Raw data
════

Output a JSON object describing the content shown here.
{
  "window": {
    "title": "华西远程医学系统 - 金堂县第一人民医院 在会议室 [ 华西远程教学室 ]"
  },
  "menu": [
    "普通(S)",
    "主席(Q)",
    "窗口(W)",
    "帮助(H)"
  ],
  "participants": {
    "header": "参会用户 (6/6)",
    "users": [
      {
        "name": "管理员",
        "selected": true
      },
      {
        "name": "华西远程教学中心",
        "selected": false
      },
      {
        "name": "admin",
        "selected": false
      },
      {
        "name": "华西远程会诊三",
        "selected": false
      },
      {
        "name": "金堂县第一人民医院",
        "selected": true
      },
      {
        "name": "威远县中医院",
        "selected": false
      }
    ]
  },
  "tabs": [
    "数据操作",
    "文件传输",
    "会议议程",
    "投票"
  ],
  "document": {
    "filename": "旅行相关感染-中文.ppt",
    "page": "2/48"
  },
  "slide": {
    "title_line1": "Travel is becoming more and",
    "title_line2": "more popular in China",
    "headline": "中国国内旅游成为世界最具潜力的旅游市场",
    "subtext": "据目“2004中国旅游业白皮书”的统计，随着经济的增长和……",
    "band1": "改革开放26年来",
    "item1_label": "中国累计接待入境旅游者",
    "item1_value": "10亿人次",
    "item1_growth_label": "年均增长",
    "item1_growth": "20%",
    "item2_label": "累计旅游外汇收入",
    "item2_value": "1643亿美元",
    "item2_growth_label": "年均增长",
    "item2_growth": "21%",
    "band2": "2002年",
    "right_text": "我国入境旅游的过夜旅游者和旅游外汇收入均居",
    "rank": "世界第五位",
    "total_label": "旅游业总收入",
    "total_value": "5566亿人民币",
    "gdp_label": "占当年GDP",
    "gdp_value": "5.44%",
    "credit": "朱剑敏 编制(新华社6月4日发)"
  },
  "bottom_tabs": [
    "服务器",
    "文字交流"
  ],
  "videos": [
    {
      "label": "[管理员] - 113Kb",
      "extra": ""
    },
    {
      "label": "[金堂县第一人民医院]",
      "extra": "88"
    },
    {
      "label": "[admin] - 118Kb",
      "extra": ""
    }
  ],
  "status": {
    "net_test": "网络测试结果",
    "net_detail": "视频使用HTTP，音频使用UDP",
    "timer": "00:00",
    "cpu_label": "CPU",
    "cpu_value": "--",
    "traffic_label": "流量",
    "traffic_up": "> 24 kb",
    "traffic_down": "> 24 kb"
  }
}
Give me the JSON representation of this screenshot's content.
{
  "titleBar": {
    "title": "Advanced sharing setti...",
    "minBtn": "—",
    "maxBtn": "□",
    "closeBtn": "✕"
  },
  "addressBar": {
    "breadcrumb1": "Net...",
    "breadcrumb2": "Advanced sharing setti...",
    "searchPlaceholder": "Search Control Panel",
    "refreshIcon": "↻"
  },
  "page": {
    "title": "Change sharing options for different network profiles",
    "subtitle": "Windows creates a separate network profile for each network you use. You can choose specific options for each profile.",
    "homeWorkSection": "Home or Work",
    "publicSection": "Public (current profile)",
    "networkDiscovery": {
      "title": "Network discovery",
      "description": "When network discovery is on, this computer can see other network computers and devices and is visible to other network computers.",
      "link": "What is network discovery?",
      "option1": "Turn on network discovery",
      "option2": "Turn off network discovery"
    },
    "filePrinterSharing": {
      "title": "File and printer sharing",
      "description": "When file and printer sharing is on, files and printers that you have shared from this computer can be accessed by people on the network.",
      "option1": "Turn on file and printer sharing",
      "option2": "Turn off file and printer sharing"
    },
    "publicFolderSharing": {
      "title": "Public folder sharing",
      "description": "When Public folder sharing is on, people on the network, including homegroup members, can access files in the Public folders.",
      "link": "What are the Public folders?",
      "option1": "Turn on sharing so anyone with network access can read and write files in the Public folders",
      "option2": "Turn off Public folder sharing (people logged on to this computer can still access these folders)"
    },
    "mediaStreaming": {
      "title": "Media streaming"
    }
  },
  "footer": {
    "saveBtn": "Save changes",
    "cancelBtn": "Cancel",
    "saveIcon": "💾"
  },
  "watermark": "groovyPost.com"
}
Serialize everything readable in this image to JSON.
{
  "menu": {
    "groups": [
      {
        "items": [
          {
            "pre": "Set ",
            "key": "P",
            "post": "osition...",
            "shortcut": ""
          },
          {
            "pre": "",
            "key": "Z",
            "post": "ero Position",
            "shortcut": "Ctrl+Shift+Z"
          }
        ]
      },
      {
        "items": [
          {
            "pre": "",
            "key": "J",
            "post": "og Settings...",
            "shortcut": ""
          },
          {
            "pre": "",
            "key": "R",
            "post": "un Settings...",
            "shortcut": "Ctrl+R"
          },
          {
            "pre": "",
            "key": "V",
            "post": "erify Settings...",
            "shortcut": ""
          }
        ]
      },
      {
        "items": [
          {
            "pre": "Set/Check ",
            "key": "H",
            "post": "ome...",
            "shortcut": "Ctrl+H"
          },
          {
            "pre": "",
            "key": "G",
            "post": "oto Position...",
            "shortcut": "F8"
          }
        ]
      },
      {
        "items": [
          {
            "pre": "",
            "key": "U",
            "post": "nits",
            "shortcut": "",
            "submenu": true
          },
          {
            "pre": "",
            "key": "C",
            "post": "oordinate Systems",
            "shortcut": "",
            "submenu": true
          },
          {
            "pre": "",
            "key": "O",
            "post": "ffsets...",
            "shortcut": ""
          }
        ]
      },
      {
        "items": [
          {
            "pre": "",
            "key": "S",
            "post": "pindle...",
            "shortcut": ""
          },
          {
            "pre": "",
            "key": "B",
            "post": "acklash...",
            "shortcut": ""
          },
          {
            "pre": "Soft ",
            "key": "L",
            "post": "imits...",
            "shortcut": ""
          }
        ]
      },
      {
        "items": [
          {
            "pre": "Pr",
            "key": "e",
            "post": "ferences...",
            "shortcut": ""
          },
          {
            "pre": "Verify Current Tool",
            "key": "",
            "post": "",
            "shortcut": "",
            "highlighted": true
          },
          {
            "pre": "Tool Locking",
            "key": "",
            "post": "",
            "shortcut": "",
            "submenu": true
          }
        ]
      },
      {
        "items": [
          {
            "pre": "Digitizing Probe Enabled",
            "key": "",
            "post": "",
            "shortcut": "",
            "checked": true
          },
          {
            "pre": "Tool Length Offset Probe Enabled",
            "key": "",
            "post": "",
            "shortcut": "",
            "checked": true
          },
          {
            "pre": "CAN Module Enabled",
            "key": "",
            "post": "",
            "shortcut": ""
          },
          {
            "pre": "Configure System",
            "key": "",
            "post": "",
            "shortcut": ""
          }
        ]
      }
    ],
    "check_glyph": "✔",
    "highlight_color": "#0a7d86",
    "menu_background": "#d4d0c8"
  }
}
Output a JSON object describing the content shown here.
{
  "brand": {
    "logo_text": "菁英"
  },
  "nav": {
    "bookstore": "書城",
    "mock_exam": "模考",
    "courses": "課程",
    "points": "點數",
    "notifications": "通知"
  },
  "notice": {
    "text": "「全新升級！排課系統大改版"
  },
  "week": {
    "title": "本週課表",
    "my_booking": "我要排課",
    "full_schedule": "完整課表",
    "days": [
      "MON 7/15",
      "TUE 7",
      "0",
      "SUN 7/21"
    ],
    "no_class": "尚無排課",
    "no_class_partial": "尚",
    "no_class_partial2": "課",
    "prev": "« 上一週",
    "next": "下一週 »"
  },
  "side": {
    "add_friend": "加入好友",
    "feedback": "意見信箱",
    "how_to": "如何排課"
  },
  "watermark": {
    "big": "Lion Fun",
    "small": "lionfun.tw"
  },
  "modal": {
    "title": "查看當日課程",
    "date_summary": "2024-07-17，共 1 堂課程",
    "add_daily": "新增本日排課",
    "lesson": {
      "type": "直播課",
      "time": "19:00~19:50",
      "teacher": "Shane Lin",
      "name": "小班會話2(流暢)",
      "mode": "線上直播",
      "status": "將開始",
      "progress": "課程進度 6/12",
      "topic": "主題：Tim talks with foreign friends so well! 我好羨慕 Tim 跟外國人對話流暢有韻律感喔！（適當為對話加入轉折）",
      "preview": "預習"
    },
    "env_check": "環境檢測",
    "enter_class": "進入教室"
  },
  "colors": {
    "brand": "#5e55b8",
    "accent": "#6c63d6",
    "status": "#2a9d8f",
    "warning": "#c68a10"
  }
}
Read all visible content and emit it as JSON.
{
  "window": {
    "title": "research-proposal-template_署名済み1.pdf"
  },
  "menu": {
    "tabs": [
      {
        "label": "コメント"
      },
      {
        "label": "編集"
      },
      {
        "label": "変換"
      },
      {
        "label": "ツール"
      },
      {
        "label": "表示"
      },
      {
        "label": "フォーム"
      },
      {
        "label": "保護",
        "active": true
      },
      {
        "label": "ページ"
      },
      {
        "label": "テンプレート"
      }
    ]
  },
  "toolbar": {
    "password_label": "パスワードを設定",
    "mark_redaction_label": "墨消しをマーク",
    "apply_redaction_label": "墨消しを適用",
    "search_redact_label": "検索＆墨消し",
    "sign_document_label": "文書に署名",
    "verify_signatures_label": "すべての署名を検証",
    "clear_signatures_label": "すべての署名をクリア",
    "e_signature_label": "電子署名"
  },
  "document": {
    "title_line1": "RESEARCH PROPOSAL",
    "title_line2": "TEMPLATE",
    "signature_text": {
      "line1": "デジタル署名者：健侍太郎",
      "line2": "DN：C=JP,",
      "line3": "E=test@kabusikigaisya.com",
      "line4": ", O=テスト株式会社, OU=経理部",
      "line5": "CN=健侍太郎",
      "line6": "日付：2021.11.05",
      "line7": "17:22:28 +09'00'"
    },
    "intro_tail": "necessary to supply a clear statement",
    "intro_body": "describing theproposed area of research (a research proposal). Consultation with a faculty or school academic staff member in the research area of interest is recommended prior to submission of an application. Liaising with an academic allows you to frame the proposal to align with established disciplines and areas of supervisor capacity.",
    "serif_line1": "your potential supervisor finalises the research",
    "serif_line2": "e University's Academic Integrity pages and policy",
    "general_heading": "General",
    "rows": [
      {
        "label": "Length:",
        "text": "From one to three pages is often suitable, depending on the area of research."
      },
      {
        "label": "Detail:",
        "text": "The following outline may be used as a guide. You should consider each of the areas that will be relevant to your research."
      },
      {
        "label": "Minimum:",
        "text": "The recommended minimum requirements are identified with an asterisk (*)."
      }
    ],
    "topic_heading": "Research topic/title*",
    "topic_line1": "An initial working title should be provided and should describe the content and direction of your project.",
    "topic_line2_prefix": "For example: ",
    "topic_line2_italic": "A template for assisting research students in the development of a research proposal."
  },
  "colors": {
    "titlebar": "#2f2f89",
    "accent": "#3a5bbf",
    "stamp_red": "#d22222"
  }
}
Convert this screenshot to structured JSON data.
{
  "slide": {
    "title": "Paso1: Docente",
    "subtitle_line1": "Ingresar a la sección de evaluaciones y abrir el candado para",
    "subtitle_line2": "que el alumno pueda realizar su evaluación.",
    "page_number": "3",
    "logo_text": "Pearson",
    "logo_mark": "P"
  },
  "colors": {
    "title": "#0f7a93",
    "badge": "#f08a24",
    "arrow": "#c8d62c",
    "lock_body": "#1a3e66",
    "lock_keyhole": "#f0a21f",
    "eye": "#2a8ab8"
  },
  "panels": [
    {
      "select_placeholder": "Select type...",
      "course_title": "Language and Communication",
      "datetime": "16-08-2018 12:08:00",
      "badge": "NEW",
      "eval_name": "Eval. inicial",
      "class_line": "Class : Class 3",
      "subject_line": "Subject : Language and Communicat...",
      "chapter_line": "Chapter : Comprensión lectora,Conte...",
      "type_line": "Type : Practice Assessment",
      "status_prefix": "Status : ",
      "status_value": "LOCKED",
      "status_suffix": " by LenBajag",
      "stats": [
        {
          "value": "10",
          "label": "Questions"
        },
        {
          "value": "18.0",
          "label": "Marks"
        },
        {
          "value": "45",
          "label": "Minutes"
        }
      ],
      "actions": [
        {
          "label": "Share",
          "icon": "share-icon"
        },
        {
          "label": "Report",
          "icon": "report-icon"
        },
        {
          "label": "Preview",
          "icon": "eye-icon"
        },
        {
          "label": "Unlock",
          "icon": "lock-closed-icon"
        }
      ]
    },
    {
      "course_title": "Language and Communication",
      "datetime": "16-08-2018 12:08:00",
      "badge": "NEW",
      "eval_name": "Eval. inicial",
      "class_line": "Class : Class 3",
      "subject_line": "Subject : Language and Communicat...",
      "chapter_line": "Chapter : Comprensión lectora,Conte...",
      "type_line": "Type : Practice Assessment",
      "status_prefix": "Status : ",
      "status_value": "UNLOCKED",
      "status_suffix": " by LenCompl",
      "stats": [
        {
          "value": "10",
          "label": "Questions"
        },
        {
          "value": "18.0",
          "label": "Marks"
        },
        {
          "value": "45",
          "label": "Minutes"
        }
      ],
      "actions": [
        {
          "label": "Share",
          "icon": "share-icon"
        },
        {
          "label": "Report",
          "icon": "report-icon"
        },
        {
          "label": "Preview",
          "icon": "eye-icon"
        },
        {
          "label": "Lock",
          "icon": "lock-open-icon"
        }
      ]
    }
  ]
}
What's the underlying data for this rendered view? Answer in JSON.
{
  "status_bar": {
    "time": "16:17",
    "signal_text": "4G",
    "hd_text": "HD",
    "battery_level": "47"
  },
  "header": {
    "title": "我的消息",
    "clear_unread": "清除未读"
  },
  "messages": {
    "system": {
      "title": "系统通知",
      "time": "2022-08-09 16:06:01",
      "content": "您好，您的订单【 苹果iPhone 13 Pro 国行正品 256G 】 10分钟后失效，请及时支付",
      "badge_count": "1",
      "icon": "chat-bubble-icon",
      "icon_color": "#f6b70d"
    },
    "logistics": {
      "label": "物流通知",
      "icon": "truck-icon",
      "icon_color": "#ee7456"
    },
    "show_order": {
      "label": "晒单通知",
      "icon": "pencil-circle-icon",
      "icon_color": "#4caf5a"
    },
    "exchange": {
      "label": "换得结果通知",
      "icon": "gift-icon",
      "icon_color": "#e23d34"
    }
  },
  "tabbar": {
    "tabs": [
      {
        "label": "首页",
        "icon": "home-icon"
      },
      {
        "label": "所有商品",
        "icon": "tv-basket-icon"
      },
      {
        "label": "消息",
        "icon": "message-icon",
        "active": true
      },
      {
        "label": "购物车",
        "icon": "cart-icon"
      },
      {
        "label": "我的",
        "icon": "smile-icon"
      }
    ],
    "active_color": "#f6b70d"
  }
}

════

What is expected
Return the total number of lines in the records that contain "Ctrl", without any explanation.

Exercise response
3